But this labyrinth has its hidden prizes, and let those who would rather pay $50 for a game cast the first cabel modem. Once again a strange capacity of the Internet becomes clear: The harder it is attacked from without, the faster it addresses a problem. Those who were previously looking mostly for easily obtainable ROMs of old games suddenly runs across brand-new games. The IDSA has done us a favour. In addition, emulators were triumphantly distributed for the Nintendo 64 and Sony Playstation at the beginning of this year, a direct attack on the foundations of the non-PC game industry.
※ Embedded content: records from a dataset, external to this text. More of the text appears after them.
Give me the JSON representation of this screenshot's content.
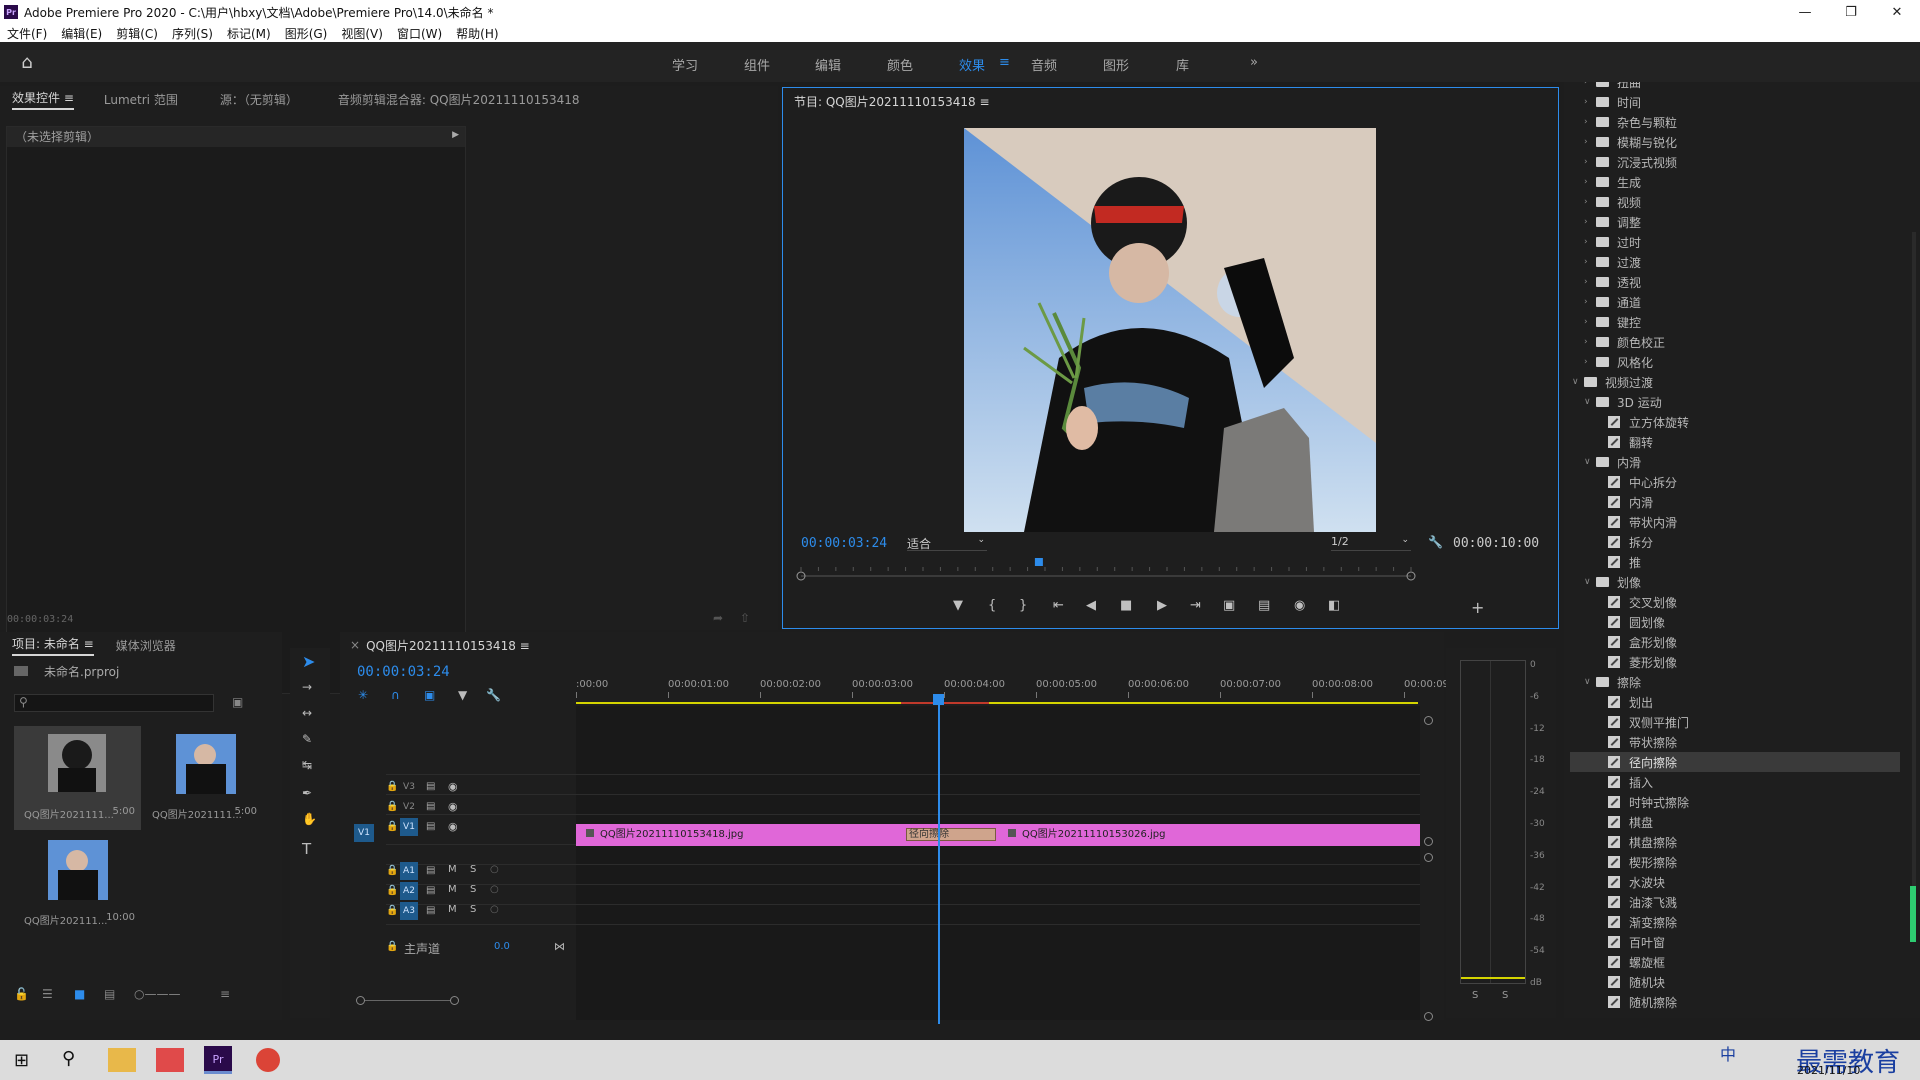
{
  "window": {
    "title": "Adobe Premiere Pro 2020 - C:\\用户\\hbxy\\文档\\Adobe\\Premiere Pro\\14.0\\未命名 *",
    "logo": "Pr"
  },
  "menu": [
    "文件(F)",
    "编辑(E)",
    "剪辑(C)",
    "序列(S)",
    "标记(M)",
    "图形(G)",
    "视图(V)",
    "窗口(W)",
    "帮助(H)"
  ],
  "workspaces": [
    "学习",
    "组件",
    "编辑",
    "颜色",
    "效果",
    "音频",
    "图形",
    "库"
  ],
  "active_workspace": "效果",
  "source_panel": {
    "tabs": [
      "效果控件",
      "Lumetri 范围",
      "源：（无剪辑）",
      "音频剪辑混合器: QQ图片20211110153418"
    ],
    "no_clip": "（未选择剪辑）",
    "timecode": "00:00:03:24"
  },
  "program": {
    "title": "节目: QQ图片20211110153418",
    "timecode": "00:00:03:24",
    "fit": "适合",
    "resolution": "1/2",
    "duration": "00:00:10:00",
    "playhead_fraction": 0.39
  },
  "project": {
    "tabs": [
      "项目: 未命名",
      "媒体浏览器"
    ],
    "file": "未命名.prproj",
    "items": [
      {
        "name": "QQ图片2021111...",
        "dur": "5:00"
      },
      {
        "name": "QQ图片2021111...",
        "dur": "5:00"
      },
      {
        "name": "QQ图片202111...",
        "dur": "10:00"
      }
    ]
  },
  "timeline": {
    "tab": "QQ图片20211110153418",
    "timecode": "00:00:03:24",
    "ruler": [
      ":00:00",
      "00:00:01:00",
      "00:00:02:00",
      "00:00:03:00",
      "00:00:04:00",
      "00:00:05:00",
      "00:00:06:00",
      "00:00:07:00",
      "00:00:08:00",
      "00:00:09:"
    ],
    "video_tracks": [
      "V3",
      "V2",
      "V1"
    ],
    "audio_tracks": [
      "A1",
      "A2",
      "A3"
    ],
    "src_v1": "V1",
    "master": "主声道",
    "master_val": "0.0",
    "clip1": "QQ图片20211110153418.jpg",
    "transition": "径向擦除",
    "clip2": "QQ图片20211110153026.jpg",
    "m": "M",
    "s": "S"
  },
  "meter": {
    "scale": [
      "0",
      "-6",
      "-12",
      "-18",
      "-24",
      "-30",
      "-36",
      "-42",
      "-48",
      "-54",
      "dB"
    ],
    "solo": "S"
  },
  "effects": [
    {
      "lvl": 1,
      "type": "folder",
      "label": "扭曲",
      "open": false
    },
    {
      "lvl": 1,
      "type": "folder",
      "label": "时间",
      "open": false
    },
    {
      "lvl": 1,
      "type": "folder",
      "label": "杂色与颗粒",
      "open": false
    },
    {
      "lvl": 1,
      "type": "folder",
      "label": "模糊与锐化",
      "open": false
    },
    {
      "lvl": 1,
      "type": "folder",
      "label": "沉浸式视频",
      "open": false
    },
    {
      "lvl": 1,
      "type": "folder",
      "label": "生成",
      "open": false
    },
    {
      "lvl": 1,
      "type": "folder",
      "label": "视频",
      "open": false
    },
    {
      "lvl": 1,
      "type": "folder",
      "label": "调整",
      "open": false
    },
    {
      "lvl": 1,
      "type": "folder",
      "label": "过时",
      "open": false
    },
    {
      "lvl": 1,
      "type": "folder",
      "label": "过渡",
      "open": false
    },
    {
      "lvl": 1,
      "type": "folder",
      "label": "透视",
      "open": false
    },
    {
      "lvl": 1,
      "type": "folder",
      "label": "通道",
      "open": false
    },
    {
      "lvl": 1,
      "type": "folder",
      "label": "键控",
      "open": false
    },
    {
      "lvl": 1,
      "type": "folder",
      "label": "颜色校正",
      "open": false
    },
    {
      "lvl": 1,
      "type": "folder",
      "label": "风格化",
      "open": false
    },
    {
      "lvl": 0,
      "type": "folder",
      "label": "视频过渡",
      "open": true
    },
    {
      "lvl": 1,
      "type": "folder",
      "label": "3D 运动",
      "open": true
    },
    {
      "lvl": 2,
      "type": "fx",
      "label": "立方体旋转"
    },
    {
      "lvl": 2,
      "type": "fx",
      "label": "翻转"
    },
    {
      "lvl": 1,
      "type": "folder",
      "label": "内滑",
      "open": true
    },
    {
      "lvl": 2,
      "type": "fx",
      "label": "中心拆分"
    },
    {
      "lvl": 2,
      "type": "fx",
      "label": "内滑"
    },
    {
      "lvl": 2,
      "type": "fx",
      "label": "带状内滑"
    },
    {
      "lvl": 2,
      "type": "fx",
      "label": "拆分"
    },
    {
      "lvl": 2,
      "type": "fx",
      "label": "推"
    },
    {
      "lvl": 1,
      "type": "folder",
      "label": "划像",
      "open": true
    },
    {
      "lvl": 2,
      "type": "fx",
      "label": "交叉划像"
    },
    {
      "lvl": 2,
      "type": "fx",
      "label": "圆划像"
    },
    {
      "lvl": 2,
      "type": "fx",
      "label": "盒形划像"
    },
    {
      "lvl": 2,
      "type": "fx",
      "label": "菱形划像"
    },
    {
      "lvl": 1,
      "type": "folder",
      "label": "擦除",
      "open": true
    },
    {
      "lvl": 2,
      "type": "fx",
      "label": "划出"
    },
    {
      "lvl": 2,
      "type": "fx",
      "label": "双侧平推门"
    },
    {
      "lvl": 2,
      "type": "fx",
      "label": "带状擦除"
    },
    {
      "lvl": 2,
      "type": "fx",
      "label": "径向擦除",
      "selected": true
    },
    {
      "lvl": 2,
      "type": "fx",
      "label": "插入"
    },
    {
      "lvl": 2,
      "type": "fx",
      "label": "时钟式擦除"
    },
    {
      "lvl": 2,
      "type": "fx",
      "label": "棋盘"
    },
    {
      "lvl": 2,
      "type": "fx",
      "label": "棋盘擦除"
    },
    {
      "lvl": 2,
      "type": "fx",
      "label": "楔形擦除"
    },
    {
      "lvl": 2,
      "type": "fx",
      "label": "水波块"
    },
    {
      "lvl": 2,
      "type": "fx",
      "label": "油漆飞溅"
    },
    {
      "lvl": 2,
      "type": "fx",
      "label": "渐变擦除"
    },
    {
      "lvl": 2,
      "type": "fx",
      "label": "百叶窗"
    },
    {
      "lvl": 2,
      "type": "fx",
      "label": "螺旋框"
    },
    {
      "lvl": 2,
      "type": "fx",
      "label": "随机块"
    },
    {
      "lvl": 2,
      "type": "fx",
      "label": "随机擦除"
    }
  ],
  "taskbar": {
    "date": "2021/11/10",
    "watermark": "最需教育",
    "ime": "中"
  }
}
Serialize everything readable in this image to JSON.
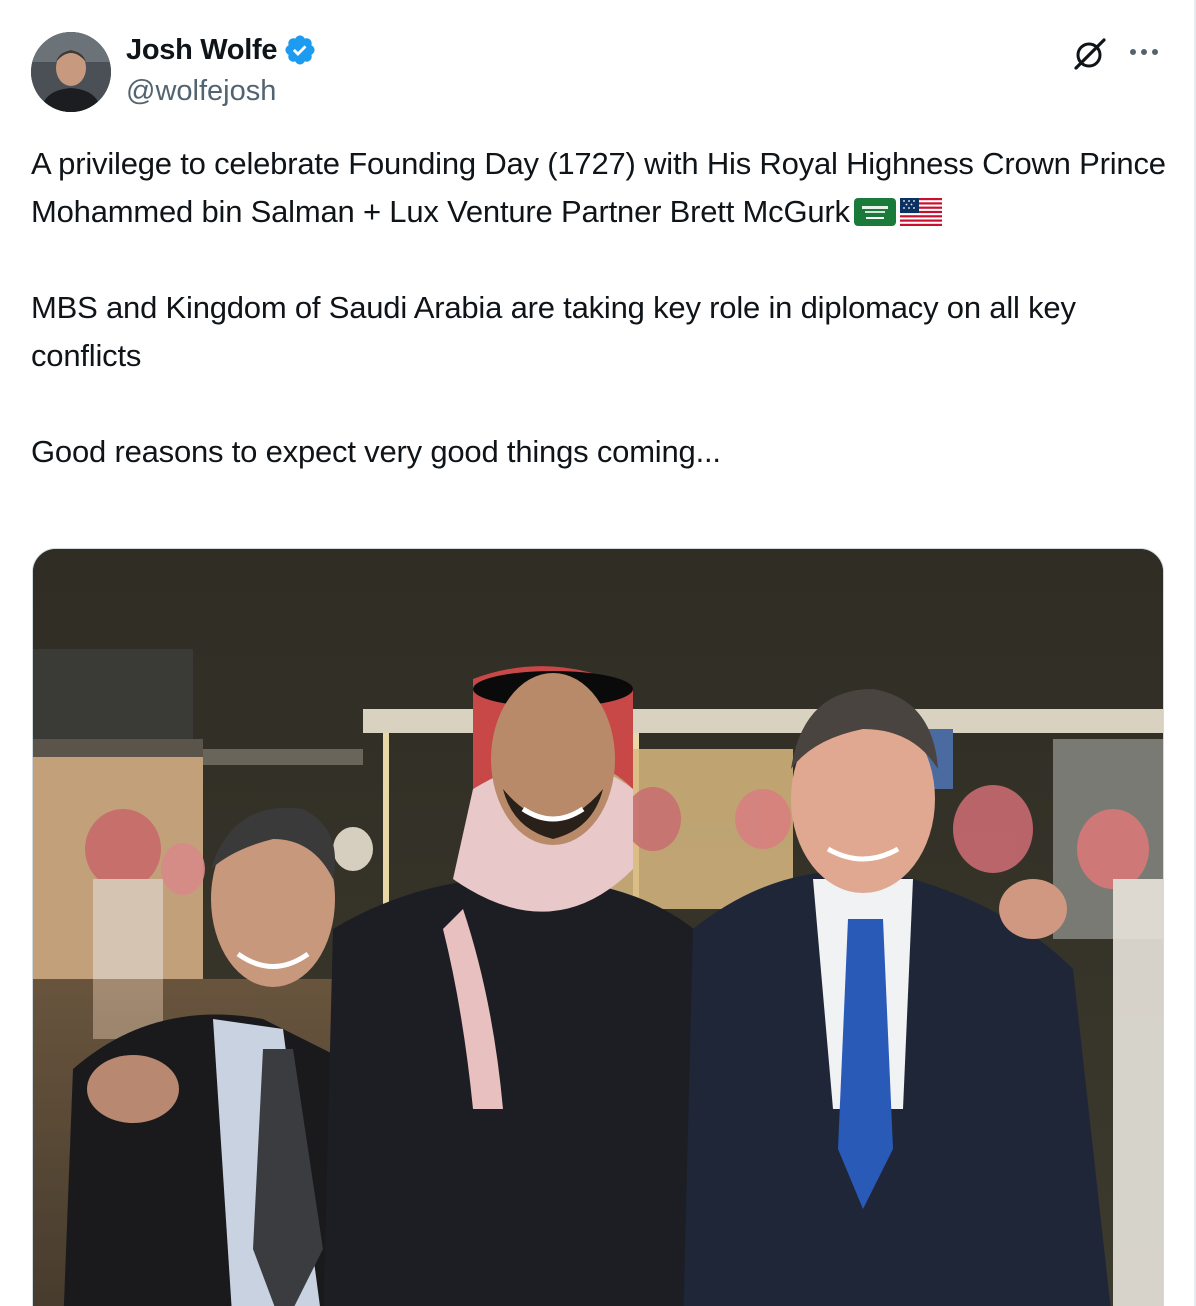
{
  "author": {
    "display_name": "Josh Wolfe",
    "handle": "@wolfejosh",
    "verified": true,
    "verified_badge_color": "#1d9bf0"
  },
  "actions": {
    "grok_icon": "grok-icon",
    "more_icon": "more-icon"
  },
  "tweet": {
    "paragraphs": [
      "A privilege to celebrate Founding Day (1727) with His Royal Highness Crown Prince Mohammed bin Salman + Lux Venture Partner Brett McGurk",
      "MBS and Kingdom of Saudi Arabia are taking key role in diplomacy on all key conflicts",
      "Good reasons to expect very good things coming..."
    ],
    "emojis": [
      "flag-saudi-arabia",
      "flag-united-states"
    ]
  },
  "media": {
    "type": "photo",
    "icon": "photo-image"
  },
  "colors": {
    "text_primary": "#0f1419",
    "text_secondary": "#536471",
    "border": "#cfd9de"
  }
}
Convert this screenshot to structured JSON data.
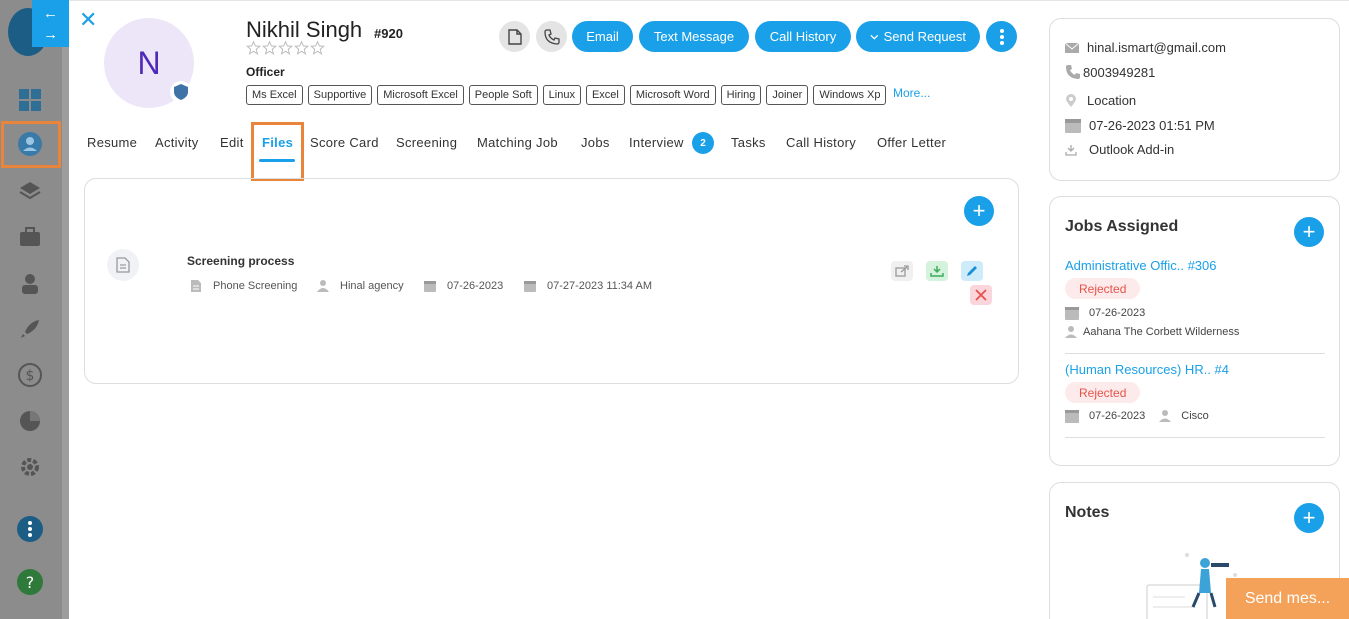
{
  "candidate": {
    "initial": "N",
    "name": "Nikhil Singh",
    "id": "#920",
    "title": "Officer",
    "rating": 0,
    "skills": [
      "Ms Excel",
      "Supportive",
      "Microsoft Excel",
      "People Soft",
      "Linux",
      "Excel",
      "Microsoft Word",
      "Hiring",
      "Joiner",
      "Windows Xp"
    ],
    "more_label": "More..."
  },
  "actions": {
    "email": "Email",
    "text_message": "Text Message",
    "call_history": "Call History",
    "send_request": "Send Request"
  },
  "tabs": [
    {
      "label": "Resume"
    },
    {
      "label": "Activity"
    },
    {
      "label": "Edit"
    },
    {
      "label": "Files",
      "active": true
    },
    {
      "label": "Score Card"
    },
    {
      "label": "Screening"
    },
    {
      "label": "Matching Job"
    },
    {
      "label": "Jobs"
    },
    {
      "label": "Interview",
      "badge": "2"
    },
    {
      "label": "Tasks"
    },
    {
      "label": "Call History"
    },
    {
      "label": "Offer Letter"
    }
  ],
  "files": [
    {
      "title": "Screening process",
      "type": "Phone Screening",
      "owner": "Hinal agency",
      "date": "07-26-2023",
      "datetime": "07-27-2023 11:34 AM"
    }
  ],
  "contact": {
    "email": "hinal.ismart@gmail.com",
    "phone": "8003949281",
    "location": "Location",
    "datetime": "07-26-2023 01:51 PM",
    "outlook": "Outlook Add-in"
  },
  "jobs_assigned": {
    "title": "Jobs Assigned",
    "items": [
      {
        "job": "Administrative Offic.. #306",
        "status": "Rejected",
        "date": "07-26-2023",
        "company": "Aahana The Corbett Wilderness"
      },
      {
        "job": "(Human Resources) HR.. #4",
        "status": "Rejected",
        "date": "07-26-2023",
        "company": "Cisco"
      }
    ]
  },
  "notes": {
    "title": "Notes"
  },
  "chat": {
    "label": "Send mes..."
  },
  "colors": {
    "accent": "#1aa0e8",
    "highlight": "#e8853a",
    "danger": "#e5534b",
    "chat": "#f4a259"
  }
}
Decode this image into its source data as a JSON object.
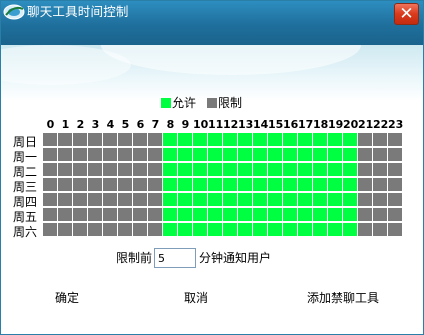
{
  "window": {
    "title": "聊天工具时间控制",
    "close_symbol": "✕"
  },
  "colors": {
    "allowed": "#00ff40",
    "restricted": "#7a7a7a"
  },
  "legend": {
    "allowed_label": "允许",
    "restricted_label": "限制"
  },
  "schedule": {
    "hours": [
      "0",
      "1",
      "2",
      "3",
      "4",
      "5",
      "6",
      "7",
      "8",
      "9",
      "10",
      "11",
      "12",
      "13",
      "14",
      "15",
      "16",
      "17",
      "18",
      "19",
      "20",
      "21",
      "22",
      "23"
    ],
    "days": [
      "周日",
      "周一",
      "周二",
      "周三",
      "周四",
      "周五",
      "周六"
    ],
    "allowed_hours": [
      8,
      9,
      10,
      11,
      12,
      13,
      14,
      15,
      16,
      17,
      18,
      19,
      20
    ]
  },
  "warning": {
    "prefix": "限制前",
    "minutes_value": "5",
    "suffix": "分钟通知用户"
  },
  "buttons": {
    "ok": "确定",
    "cancel": "取消",
    "add_blocked": "添加禁聊工具"
  }
}
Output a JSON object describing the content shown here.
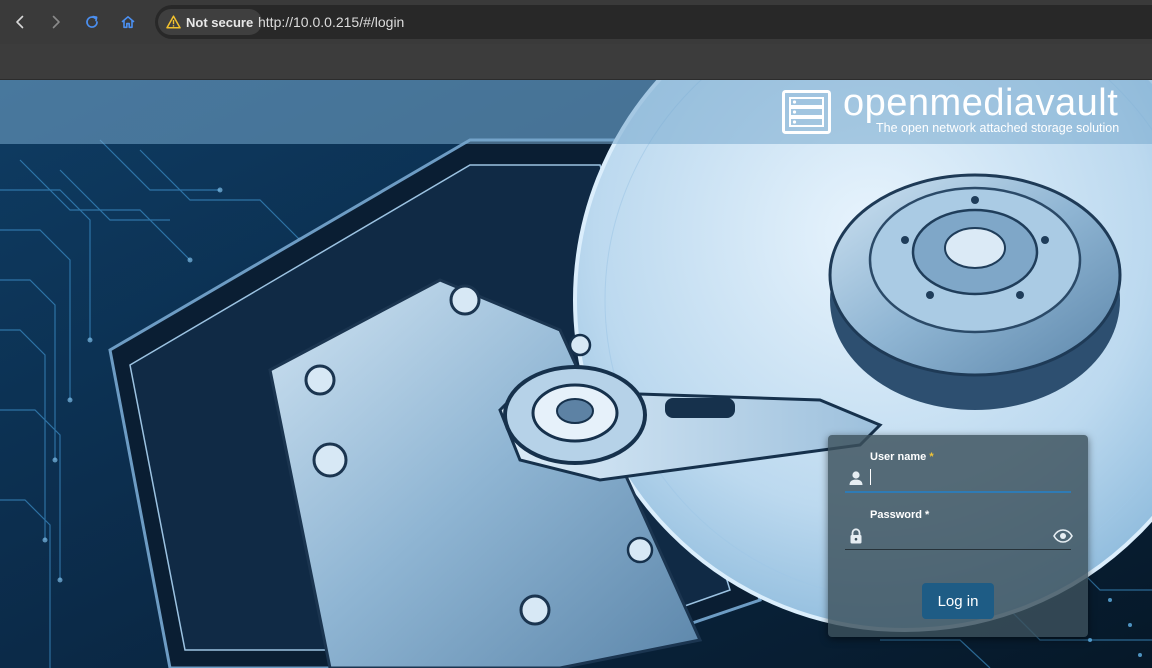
{
  "browser": {
    "back_icon": "chevron-left-icon",
    "forward_icon": "chevron-right-icon",
    "reload_icon": "reload-icon",
    "home_icon": "home-icon",
    "security_icon": "warning-triangle-icon",
    "security_label": "Not secure",
    "url": "http://10.0.0.215/#/login",
    "colors": {
      "toolbar": "#3a3a3a",
      "address_bar": "#282828",
      "warning": "#f2c12e",
      "home_accent": "#3b82f6"
    }
  },
  "header": {
    "logo_icon": "server-rack-icon",
    "brand_name": "openmediavault",
    "tagline": "The open network attached storage solution"
  },
  "login": {
    "username": {
      "icon": "user-icon",
      "label": "User name",
      "required_mark": "*",
      "value": ""
    },
    "password": {
      "icon": "lock-icon",
      "label": "Password",
      "required_mark": "*",
      "value": "",
      "toggle_icon": "eye-icon"
    },
    "submit_label": "Log in",
    "colors": {
      "button": "#1e5c85",
      "focus_underline": "#2f7bb5",
      "required_star": "#f0c437"
    }
  }
}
Though these projects have been going for a long time (you don't build an emulator in a month), there seems to be a barely concealed idea of revenge at the bottom of it.

On the above search, one will quickly run across that other digital pariah, the MP3. Like ROM, the MP3 provoked the rancour of the music industry, that other pillar of the entertainment complex. The MP3 is simply a way to play music on your computer with near-perfect sound quality. Offering and finding MP3 files has become a game in itself, since servers have begun pursuing an active policy in the struggle against the dissemination of MP3s. A lively barter goes on here too, often conducted through stark, glamourless FTP sites. If a song is at all popular (in other words, don't look for obscure works by Sun Ra), you'll find it with any effort. If not, CD burners are widespread enough by now that someone will always be willing to burn a disk full of MP3s, ROMs, photos and related stuff for the price of a blank CD-ROM.

The conclusion is clear (and let's be honest, none too original, considering people have been saying it for years), but the idea of copyright is unworkable with the digitalisation process. The developers of MAME understood this and always gave away their product for free (the radicalism of the gift is still intact) and invited others to contribute to the construction of MAME. Meanwhile, the music and game industries can expect little sympathy; the process of payback for every overpriced CD and game has only just begun. The question remaining is whether the consumer's vengeance and this 'alternative technological economy' will last. Who dares these days to use the words technology and utopia in the same sentence?

translation LAURA MARTZ